Poland is a predominately Catholic nation, so Christmas is celebrated on December 25, just like in the West. Christmas traditions are celebrated in both the family setting and publicly. With regards to the latter, visitors to Poland can see Christmas trees set up in town squares, like the Christmas tree in Warsaw. Christmas markets, like the Krakow Christmas Market attract visitors during the month of December and sell traditional foods, gifts, and souvenirs.
Advent in Poland
Advent begins four Sundays before Christmas and is a time of religious observances and prayer. Special church services mark this time.
Poland's Christmas Eve (Wigilia) and Christmas Day
In Poland, the traditional Christmas feast occurs on Christmas Eve, or Wigilia, a day that holds equal importance with Christmas Day. Before the table is set, straw or hay is placed under a white tablecloth. An extra place is set for any unexpected visitor, as a reminder that the Holy family was turned away from inns in Bethlehem and that those seeking shelter are welcome on this special night.
The traditional Polish Christmas meal consists of 12 dishes, one for each of the 12 apostles. These dishes are usually meatless, though this restriction does not exclude the preparation of fish. Typically, people watch for the first star to appear in the night sky before sitting down to eat. The breaking of symbolic wafers precedes the meal and everyone shares pieces of the broken wafers.
It is on this day that the Christmas tree is decorated. The Polish Christmas tree can be decorated with shapes cut from gingerbread, colored wafers, cookies, fruit, candy, straw ornaments, decorations made from eggshells, or commercially produced ornaments.
Midnight mass is a part of Poland's Christmas traditions.
On Christmas Day, Poles will eat a large meal, sometimes with a goose as the centerpiece.

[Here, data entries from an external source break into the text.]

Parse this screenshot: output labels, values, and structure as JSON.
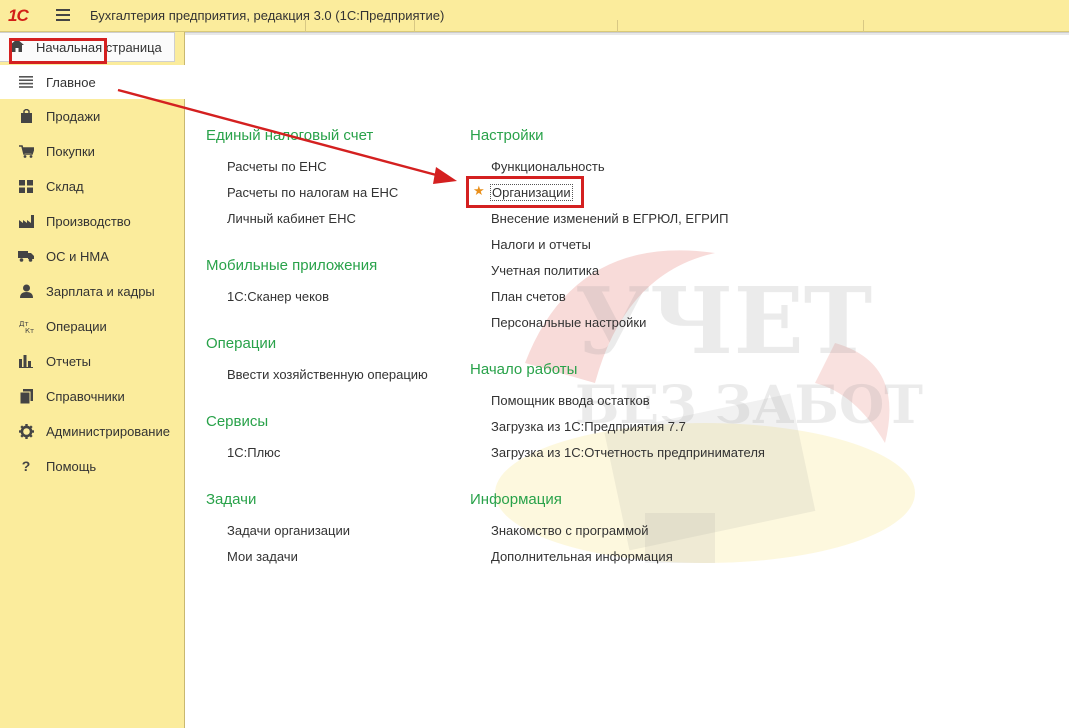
{
  "titlebar": {
    "logo": "1С",
    "app_title": "Бухгалтерия предприятия, редакция 3.0  (1С:Предприятие)"
  },
  "sidebar": {
    "home_label": "Начальная страница",
    "items": [
      {
        "label": "Главное",
        "icon": "menu-lines-icon",
        "active": true
      },
      {
        "label": "Продажи",
        "icon": "shopping-bag-icon"
      },
      {
        "label": "Покупки",
        "icon": "cart-icon"
      },
      {
        "label": "Склад",
        "icon": "warehouse-grid-icon"
      },
      {
        "label": "Производство",
        "icon": "factory-icon"
      },
      {
        "label": "ОС и НМА",
        "icon": "truck-icon"
      },
      {
        "label": "Зарплата и кадры",
        "icon": "person-icon"
      },
      {
        "label": "Операции",
        "icon": "debit-credit-icon"
      },
      {
        "label": "Отчеты",
        "icon": "bar-chart-icon"
      },
      {
        "label": "Справочники",
        "icon": "books-icon"
      },
      {
        "label": "Администрирование",
        "icon": "gear-icon"
      },
      {
        "label": "Помощь",
        "icon": "question-icon"
      }
    ]
  },
  "main": {
    "left_column": [
      {
        "title": "Единый налоговый счет",
        "links": [
          "Расчеты по ЕНС",
          "Расчеты по налогам на ЕНС",
          "Личный кабинет ЕНС"
        ]
      },
      {
        "title": "Мобильные приложения",
        "links": [
          "1С:Сканер чеков"
        ]
      },
      {
        "title": "Операции",
        "links": [
          "Ввести хозяйственную операцию"
        ]
      },
      {
        "title": "Сервисы",
        "links": [
          "1С:Плюс"
        ]
      },
      {
        "title": "Задачи",
        "links": [
          "Задачи организации",
          "Мои задачи"
        ]
      }
    ],
    "right_column": [
      {
        "title": "Настройки",
        "links": [
          "Функциональность",
          "Организации",
          "Внесение изменений в ЕГРЮЛ, ЕГРИП",
          "Налоги и отчеты",
          "Учетная политика",
          "План счетов",
          "Персональные настройки"
        ]
      },
      {
        "title": "Начало работы",
        "links": [
          "Помощник ввода остатков",
          "Загрузка из 1С:Предприятия 7.7",
          "Загрузка из 1С:Отчетность предпринимателя"
        ]
      },
      {
        "title": "Информация",
        "links": [
          "Знакомство с программой",
          "Дополнительная информация"
        ]
      }
    ],
    "favorite_star": "★"
  },
  "watermark": {
    "line1": "УЧЕТ",
    "line2": "БЕЗ ЗАБОТ"
  },
  "colors": {
    "accent_green": "#29a24a",
    "highlight_red": "#d42020",
    "sidebar_bg": "#fbec9c",
    "star": "#e98f1a"
  }
}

The 26th of December, Boxing Day, is known as Holy Szczepan, or St. Stephen's Day. It continues the Christmas celebrations.Traditionally a day for consecrating grain crops, Holy Szczepan is now a day for church services, visiting with family, and possibly caroling.
Traditional Polish Christmas Beliefs and Superstitions
Certain beliefs and superstitions surround Christmastime in Poland, though these beliefs are often only observed for fun today. Animals are said to be able to speak on Christmas Eve. The straw placed under the tablecloth can be used for fortune telling. Old grudges are supposed to be forgiven during Christmas time in Poland. The first person to visit the house will predict future events – a man brings fortune, a woman, misfortune.
Santa Claus does not appear on Christmas Eve. The appearance of Santa Claus (Mikolaj) happens instead on December 6. The feast of St. Nicholas is a part of the Advent celebrations, which are an integral part of Polish Christmas traditions.
Christmas Markets in Poland
Poland's Christmas markets rival those of Western Europe, particularly the one in Krakow.
However, markets in other cities and towns throughout the country use their central squares and historic venues well to showcase holiday ornaments, gifts, and souvenirs. Some of the best Christmas gifts from Poland can be found during this time of year, when seasonal products and handicrafts fill vendors' stalls. Poland's diversity in folk art means that finding something special for a loved one, such a ceramics, amber jewelry, or wooden figurines, will be a matter of choosing from a wide selection.